High energy / low energy diagram
The Roof and Penthouse
With the building site located at the base of a large hill, the roofscape is highly visible from other parts of campus. We viewed the rooftop mechanical spaces as a design element and determined that a traditional mechanical penthouse was not a viable option for our design intent. In an effort to avoid a visual “forehead” of a mechanical penthouse, we decided to only locate essential equipment on the upper level, and much of the traditional lab-building systems were relocated to the mechanical basement. Working with the project’s engineers, penthouse equipment was limited to only lab-exhaust units, the glycol heat recovery system and atrium smoke exhaust fans. Mechanically, these systems remained at the roof level as they all are part of the exhaust stream and are required to be discharged as high as possible. The glycol coil system was chosen both for its compact size and because it allows for the complete separation of supply and exhaust airstreams. The heat recovered from the exhaust stream at the penthouse is then brought back down to the mechanical basement and used for pre-heating the outside air at the lab air handlers. At just 8’-0” high, the penthouse still functions efficiently, while remaining a design element that frames the landscape beyond and unifies the atrium below.
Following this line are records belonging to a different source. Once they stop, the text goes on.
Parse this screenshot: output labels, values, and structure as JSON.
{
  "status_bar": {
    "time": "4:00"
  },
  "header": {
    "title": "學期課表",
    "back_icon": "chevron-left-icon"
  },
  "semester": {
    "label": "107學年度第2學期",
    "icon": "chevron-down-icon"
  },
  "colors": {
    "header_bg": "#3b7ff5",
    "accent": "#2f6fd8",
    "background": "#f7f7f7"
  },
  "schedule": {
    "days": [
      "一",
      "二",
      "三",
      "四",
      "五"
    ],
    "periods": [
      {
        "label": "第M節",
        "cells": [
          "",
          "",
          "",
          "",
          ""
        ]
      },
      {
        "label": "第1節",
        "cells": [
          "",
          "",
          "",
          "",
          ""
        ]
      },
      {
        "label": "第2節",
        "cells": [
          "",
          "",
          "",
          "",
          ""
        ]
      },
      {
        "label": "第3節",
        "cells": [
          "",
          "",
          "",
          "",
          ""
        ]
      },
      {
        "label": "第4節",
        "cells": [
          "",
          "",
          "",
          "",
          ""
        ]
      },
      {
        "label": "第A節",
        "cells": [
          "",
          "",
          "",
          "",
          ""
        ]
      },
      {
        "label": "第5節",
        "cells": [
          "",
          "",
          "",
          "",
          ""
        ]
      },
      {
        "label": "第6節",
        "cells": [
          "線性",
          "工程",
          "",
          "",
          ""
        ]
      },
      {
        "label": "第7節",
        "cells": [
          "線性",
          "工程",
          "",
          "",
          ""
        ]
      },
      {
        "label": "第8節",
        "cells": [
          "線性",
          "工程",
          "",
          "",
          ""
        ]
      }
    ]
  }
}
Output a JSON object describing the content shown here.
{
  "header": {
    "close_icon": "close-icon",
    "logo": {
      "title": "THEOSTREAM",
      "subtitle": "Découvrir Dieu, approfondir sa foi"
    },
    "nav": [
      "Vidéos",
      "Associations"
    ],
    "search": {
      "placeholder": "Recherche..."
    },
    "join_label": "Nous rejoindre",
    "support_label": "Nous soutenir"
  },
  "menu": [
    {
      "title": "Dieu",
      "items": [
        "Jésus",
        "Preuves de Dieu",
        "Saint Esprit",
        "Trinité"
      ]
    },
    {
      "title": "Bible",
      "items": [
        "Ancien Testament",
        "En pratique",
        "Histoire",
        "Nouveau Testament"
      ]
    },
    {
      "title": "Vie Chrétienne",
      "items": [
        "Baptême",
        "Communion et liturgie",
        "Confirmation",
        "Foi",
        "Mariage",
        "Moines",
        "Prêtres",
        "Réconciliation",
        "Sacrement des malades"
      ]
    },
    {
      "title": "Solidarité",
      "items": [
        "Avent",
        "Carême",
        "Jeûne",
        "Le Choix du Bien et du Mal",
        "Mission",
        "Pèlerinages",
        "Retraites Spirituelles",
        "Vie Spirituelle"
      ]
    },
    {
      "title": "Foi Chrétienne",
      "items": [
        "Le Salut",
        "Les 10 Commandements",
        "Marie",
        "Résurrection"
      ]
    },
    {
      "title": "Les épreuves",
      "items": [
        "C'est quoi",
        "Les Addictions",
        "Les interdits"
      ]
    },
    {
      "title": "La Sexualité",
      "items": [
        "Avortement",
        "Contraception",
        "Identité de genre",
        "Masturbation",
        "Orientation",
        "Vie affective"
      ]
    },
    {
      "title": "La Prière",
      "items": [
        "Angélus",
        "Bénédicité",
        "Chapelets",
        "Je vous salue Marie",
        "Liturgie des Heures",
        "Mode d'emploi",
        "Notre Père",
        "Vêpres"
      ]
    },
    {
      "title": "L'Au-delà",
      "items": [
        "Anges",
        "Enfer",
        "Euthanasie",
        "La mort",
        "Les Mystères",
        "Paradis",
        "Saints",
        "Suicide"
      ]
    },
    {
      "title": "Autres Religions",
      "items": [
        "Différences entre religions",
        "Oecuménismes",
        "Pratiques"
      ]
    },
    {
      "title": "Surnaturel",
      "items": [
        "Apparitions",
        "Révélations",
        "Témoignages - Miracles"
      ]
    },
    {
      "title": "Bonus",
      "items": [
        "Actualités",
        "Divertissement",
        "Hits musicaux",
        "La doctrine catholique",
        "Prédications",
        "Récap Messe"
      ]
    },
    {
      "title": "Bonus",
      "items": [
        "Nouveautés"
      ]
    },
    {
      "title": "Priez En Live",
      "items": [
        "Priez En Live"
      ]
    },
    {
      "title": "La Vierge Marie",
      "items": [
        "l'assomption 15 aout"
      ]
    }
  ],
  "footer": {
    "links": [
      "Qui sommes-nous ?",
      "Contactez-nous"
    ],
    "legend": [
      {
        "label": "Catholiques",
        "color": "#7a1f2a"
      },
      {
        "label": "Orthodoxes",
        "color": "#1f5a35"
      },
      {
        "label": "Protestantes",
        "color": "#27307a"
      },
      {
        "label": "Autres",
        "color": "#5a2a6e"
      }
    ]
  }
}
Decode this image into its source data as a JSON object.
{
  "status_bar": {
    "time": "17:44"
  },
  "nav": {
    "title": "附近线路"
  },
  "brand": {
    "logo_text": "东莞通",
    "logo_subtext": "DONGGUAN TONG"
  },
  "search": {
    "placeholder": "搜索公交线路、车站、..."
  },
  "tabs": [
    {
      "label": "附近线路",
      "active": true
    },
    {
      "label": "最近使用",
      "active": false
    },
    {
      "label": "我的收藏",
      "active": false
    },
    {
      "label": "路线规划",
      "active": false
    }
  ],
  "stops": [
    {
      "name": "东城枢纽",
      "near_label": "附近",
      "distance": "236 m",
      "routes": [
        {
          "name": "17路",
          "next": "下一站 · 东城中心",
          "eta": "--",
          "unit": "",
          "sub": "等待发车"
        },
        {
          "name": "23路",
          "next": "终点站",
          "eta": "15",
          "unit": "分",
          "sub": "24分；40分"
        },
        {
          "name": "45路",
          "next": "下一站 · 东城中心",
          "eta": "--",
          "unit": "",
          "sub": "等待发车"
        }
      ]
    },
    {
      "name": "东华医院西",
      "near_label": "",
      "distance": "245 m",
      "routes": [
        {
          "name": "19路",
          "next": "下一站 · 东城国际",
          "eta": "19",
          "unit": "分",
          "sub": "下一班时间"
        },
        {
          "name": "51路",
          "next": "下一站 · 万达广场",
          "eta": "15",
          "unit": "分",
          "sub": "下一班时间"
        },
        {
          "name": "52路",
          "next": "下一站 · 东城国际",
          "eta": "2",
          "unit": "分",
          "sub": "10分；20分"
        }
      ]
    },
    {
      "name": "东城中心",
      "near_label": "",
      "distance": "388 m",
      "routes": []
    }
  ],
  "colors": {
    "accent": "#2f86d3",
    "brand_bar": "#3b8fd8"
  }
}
View of the roof and penthouse from upper campus
Passive Transfer Air
Air transfer is part of the overall mechanical air strategy and is implemented through architectural detailing. The strategy is a passive transfer, as air will naturally move from areas of high pressure to areas of lower pressure. For example, air will move from the office and classroom spaces to the atrium and laboratory spaces. The transfer details embodied three goals: 1.) execute without the use of any mechanical equipment, 2.) architecturally conceal the locations of transfer air and 3.) maintain the desired acoustic separation between spaces. Acoustically, if we merely provided a transfer grille on each side of a wall, the design would not satisfy the required sound rating. Integrated designs were achieved by transferring air through architecturally perforated wall panels and through reveal details. Furthermore, the acoustic demands required new methods of transfer that varied throughout the building. Transfer was executed by using “Z” ducts in walls, concealed acoustical lovers, and through utilizing mechanical bulkheads as sound buffers.
Transfer air section
In laboratory building design it is critical that the mechanical systems, particularly the air system, be integrated with the architecture. It’s too important, especially when trying to achieve a reduced EUI. By setting goals early, building stakeholder buy-in and looking for synergies between the architectural intent and the building systems throughout design, a beautiful, energy efficient building is possible. The New Science Center at Amherst College kicked off construction in early 2016 and is scheduled to reach in early fall 2018. We are currently tracking an EUI of 91 kbtu/sf-yr and through an architecturally integrated mechanical design, hope to achieve an even lower EUI in a beautiful building.
The full article can be found on labdesignnews.com and will also be featured in the March/April print edition of Lab Design.